• Work instructions: Keep each line of the material that includes "Payments", and leave out the rest.

━━━━━━━━

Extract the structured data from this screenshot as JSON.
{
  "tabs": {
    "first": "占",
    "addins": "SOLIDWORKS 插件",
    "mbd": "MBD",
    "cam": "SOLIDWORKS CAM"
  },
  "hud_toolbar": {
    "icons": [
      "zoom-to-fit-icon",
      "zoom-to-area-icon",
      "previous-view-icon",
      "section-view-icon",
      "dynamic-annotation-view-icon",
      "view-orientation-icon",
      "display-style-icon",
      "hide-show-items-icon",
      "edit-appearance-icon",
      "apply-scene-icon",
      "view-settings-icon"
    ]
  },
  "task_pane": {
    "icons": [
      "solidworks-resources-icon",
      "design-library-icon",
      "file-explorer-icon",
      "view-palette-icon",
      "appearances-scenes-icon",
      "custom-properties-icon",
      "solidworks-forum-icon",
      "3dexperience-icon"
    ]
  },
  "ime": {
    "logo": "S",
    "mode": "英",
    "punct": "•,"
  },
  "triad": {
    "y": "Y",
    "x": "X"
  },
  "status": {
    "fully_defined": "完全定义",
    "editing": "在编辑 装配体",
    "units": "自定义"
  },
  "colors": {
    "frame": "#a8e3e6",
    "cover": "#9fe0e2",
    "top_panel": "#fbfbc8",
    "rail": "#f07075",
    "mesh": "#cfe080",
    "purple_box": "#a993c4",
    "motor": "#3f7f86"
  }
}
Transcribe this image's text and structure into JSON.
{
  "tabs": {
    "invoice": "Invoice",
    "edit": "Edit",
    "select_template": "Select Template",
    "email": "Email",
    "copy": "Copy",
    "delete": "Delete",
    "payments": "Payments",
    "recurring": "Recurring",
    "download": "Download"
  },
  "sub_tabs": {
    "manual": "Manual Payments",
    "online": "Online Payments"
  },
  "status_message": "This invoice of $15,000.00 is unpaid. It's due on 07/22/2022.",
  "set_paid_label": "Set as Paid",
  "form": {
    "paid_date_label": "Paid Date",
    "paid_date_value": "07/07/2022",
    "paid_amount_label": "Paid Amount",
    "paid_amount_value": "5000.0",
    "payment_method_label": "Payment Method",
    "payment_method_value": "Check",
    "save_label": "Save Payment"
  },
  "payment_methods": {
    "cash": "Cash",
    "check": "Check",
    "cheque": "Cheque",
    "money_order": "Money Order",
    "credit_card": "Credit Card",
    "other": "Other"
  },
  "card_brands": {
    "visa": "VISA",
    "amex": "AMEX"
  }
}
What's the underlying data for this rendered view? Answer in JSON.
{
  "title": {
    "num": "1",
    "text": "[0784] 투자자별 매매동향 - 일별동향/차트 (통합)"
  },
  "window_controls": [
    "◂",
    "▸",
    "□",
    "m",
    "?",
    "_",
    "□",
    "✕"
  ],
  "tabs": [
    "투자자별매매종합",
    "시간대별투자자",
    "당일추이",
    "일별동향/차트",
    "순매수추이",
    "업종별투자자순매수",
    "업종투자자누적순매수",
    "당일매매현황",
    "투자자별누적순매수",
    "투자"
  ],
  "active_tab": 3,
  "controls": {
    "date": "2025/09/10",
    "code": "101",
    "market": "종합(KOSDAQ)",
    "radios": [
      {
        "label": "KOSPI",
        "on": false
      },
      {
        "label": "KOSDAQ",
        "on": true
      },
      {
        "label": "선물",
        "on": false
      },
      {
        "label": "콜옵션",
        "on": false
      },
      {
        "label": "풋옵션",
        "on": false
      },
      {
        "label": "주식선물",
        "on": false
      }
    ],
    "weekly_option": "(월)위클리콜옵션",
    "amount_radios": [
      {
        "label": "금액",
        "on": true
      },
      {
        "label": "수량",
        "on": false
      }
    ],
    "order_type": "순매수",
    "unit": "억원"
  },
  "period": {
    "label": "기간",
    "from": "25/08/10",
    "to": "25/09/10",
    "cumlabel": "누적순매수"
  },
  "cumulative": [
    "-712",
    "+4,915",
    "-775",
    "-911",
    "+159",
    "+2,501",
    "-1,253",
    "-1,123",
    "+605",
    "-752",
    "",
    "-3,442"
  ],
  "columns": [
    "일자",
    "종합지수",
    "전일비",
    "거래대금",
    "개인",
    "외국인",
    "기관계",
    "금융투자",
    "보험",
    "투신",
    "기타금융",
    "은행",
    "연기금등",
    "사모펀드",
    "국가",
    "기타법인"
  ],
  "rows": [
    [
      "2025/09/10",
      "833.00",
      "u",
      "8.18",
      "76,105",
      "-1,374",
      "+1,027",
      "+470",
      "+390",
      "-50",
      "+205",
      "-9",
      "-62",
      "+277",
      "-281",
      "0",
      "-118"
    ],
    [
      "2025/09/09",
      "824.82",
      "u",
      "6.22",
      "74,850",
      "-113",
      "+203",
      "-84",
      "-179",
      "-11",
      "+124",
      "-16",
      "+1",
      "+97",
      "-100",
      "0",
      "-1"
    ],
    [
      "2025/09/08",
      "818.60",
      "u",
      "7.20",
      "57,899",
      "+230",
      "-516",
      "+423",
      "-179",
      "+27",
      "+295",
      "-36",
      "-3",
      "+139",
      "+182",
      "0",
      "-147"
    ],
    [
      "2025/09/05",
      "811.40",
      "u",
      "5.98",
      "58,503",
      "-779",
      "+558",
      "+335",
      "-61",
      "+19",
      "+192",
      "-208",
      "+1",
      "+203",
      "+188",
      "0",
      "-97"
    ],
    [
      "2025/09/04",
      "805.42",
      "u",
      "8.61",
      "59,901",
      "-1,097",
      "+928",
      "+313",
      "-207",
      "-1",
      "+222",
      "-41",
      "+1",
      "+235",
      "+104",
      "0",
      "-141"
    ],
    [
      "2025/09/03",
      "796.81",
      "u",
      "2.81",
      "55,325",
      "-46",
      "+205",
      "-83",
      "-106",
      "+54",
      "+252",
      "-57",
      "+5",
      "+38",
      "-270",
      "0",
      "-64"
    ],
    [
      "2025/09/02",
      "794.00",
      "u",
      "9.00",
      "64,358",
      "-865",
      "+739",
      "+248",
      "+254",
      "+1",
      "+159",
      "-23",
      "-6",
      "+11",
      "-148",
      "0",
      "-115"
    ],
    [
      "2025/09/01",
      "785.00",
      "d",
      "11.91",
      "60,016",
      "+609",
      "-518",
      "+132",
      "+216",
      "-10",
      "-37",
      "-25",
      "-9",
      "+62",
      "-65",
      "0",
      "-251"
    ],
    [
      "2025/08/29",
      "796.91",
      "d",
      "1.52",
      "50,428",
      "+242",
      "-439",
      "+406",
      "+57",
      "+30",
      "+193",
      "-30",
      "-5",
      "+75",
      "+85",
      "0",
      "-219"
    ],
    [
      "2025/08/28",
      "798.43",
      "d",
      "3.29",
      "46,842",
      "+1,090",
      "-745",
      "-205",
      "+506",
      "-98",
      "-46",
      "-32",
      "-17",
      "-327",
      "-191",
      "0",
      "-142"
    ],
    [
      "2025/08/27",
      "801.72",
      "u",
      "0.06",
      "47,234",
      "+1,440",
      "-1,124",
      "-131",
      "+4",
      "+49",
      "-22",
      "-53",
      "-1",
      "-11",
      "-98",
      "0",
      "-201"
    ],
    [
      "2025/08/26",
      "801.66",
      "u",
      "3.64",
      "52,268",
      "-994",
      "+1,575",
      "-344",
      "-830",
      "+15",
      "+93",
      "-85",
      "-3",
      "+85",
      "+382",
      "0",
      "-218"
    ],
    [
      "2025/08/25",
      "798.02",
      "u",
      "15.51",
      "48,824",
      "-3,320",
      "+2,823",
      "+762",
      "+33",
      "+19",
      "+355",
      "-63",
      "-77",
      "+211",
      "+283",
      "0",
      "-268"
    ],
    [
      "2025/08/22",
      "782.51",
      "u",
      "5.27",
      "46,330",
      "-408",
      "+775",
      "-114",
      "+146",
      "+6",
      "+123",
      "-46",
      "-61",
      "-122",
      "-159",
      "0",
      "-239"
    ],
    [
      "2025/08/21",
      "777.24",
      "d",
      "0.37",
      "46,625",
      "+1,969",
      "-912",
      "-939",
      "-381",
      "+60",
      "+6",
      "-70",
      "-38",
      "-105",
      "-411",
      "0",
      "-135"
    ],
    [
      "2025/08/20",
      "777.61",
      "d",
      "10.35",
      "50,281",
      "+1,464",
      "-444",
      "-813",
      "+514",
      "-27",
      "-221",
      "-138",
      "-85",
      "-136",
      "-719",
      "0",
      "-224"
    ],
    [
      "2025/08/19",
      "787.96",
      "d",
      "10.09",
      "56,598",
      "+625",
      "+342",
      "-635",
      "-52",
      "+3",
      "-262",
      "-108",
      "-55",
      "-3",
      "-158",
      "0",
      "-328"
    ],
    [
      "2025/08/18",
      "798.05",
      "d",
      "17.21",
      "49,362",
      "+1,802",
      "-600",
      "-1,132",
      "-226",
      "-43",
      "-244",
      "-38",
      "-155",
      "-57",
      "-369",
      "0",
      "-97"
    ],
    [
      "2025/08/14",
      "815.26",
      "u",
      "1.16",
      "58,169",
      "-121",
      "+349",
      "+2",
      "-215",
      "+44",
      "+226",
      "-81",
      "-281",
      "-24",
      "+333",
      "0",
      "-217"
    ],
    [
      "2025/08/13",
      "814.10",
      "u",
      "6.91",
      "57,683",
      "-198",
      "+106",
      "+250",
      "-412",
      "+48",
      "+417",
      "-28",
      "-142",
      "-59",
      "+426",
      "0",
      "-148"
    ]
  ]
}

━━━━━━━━

• Answer for this exercise:
    "payments": "Payments",
    "manual": "Manual Payments",
    "online": "Online Payments"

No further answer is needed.